One thing I’ve learned from porn is how to communicate and talk about sex. On a porn set, you’ll turn up and have a conversation with someone about exactly how you’re going to have sex, which is something that rarely happens in day-to-day heteronormative society.

People think porn is this disposable, throwaway thing, and they don’t value porn performers as creatives or laborers. There’s this idea that all porn performers are is what they can do sexually, but as a job it’s much more nuanced than that.

There’s a mystique around being a porn performer, but the reality is that there’s a lot of waiting around, you probably don’t even get to fuck until the end of the day, you’re going to be tired, there’s going to be paperwork to sign. When I’m editing my films, I’m sitting around in my pyjamas for 12 hours a day while my cats mill around me. It’s not glamorous.

Since SESTA-FOSTA was passed, there’s been a huge cleaning of house and it’s become much harder for sex workers to exist online. The legislation [that makes internet service providers responsible for everything that’s published on their sites] has pushed sex workers into the shadows. I was funding my project on a website called Patreon, and within 24 hours I lost all my income. Now I have to figure out how I’m going to fund Four Chambers from the ground up again. In the last two years, everything’s become more conservative, and it’s so much harder for marginalized communities to exist online.

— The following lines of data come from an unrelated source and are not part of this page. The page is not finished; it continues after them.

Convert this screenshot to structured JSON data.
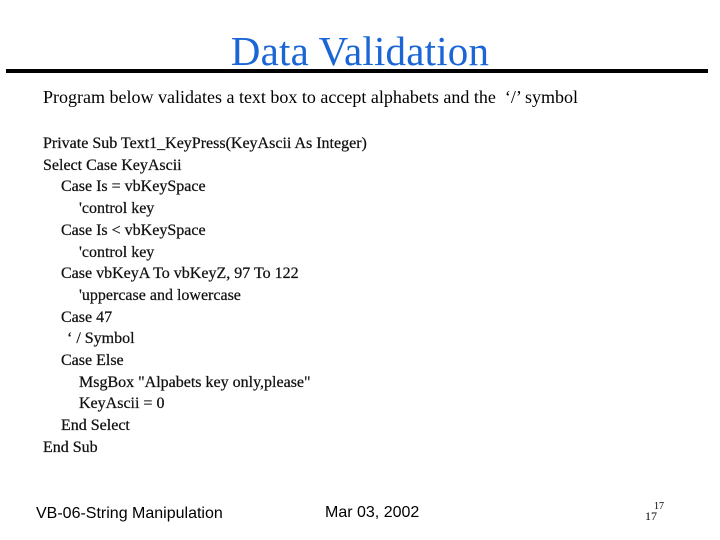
{
  "slide": {
    "title": "Data Validation",
    "title_color": "#1a66d6",
    "intro": "Program below validates a text box to accept alphabets and the  ‘/’ symbol"
  },
  "code": {
    "lines": [
      {
        "text": "Private Sub Text1_KeyPress(KeyAscii As Integer)",
        "indent": 0
      },
      {
        "text": "Select Case KeyAscii",
        "indent": 0
      },
      {
        "text": "Case Is = vbKeySpace",
        "indent": 1
      },
      {
        "text": "'control key",
        "indent": 2
      },
      {
        "text": "Case Is < vbKeySpace",
        "indent": 1
      },
      {
        "text": "'control key",
        "indent": 2
      },
      {
        "text": "Case vbKeyA To vbKeyZ, 97 To 122",
        "indent": 1
      },
      {
        "text": "'uppercase and lowercase",
        "indent": 2
      },
      {
        "text": "Case 47",
        "indent": 1
      },
      {
        "text": "‘ / Symbol",
        "indent": 1
      },
      {
        "text": "Case Else",
        "indent": 1
      },
      {
        "text": "MsgBox \"Alpabets key only,please\"",
        "indent": 2
      },
      {
        "text": "KeyAscii = 0",
        "indent": 2
      },
      {
        "text": "End Select",
        "indent": 1
      },
      {
        "text": "End Sub",
        "indent": 0
      }
    ]
  },
  "footer": {
    "left": "VB-06-String Manipulation",
    "date": "Mar 03, 2002",
    "page_number": "17",
    "page_number_overlay": "17"
  }
}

We criticize porn for not being diverse and having different perspectives and voices. But when there are avenues for independent work, we shut them down, so we just end up with the same repetitive porn again and again. We need to make it more possible for new voices and creatives to come through.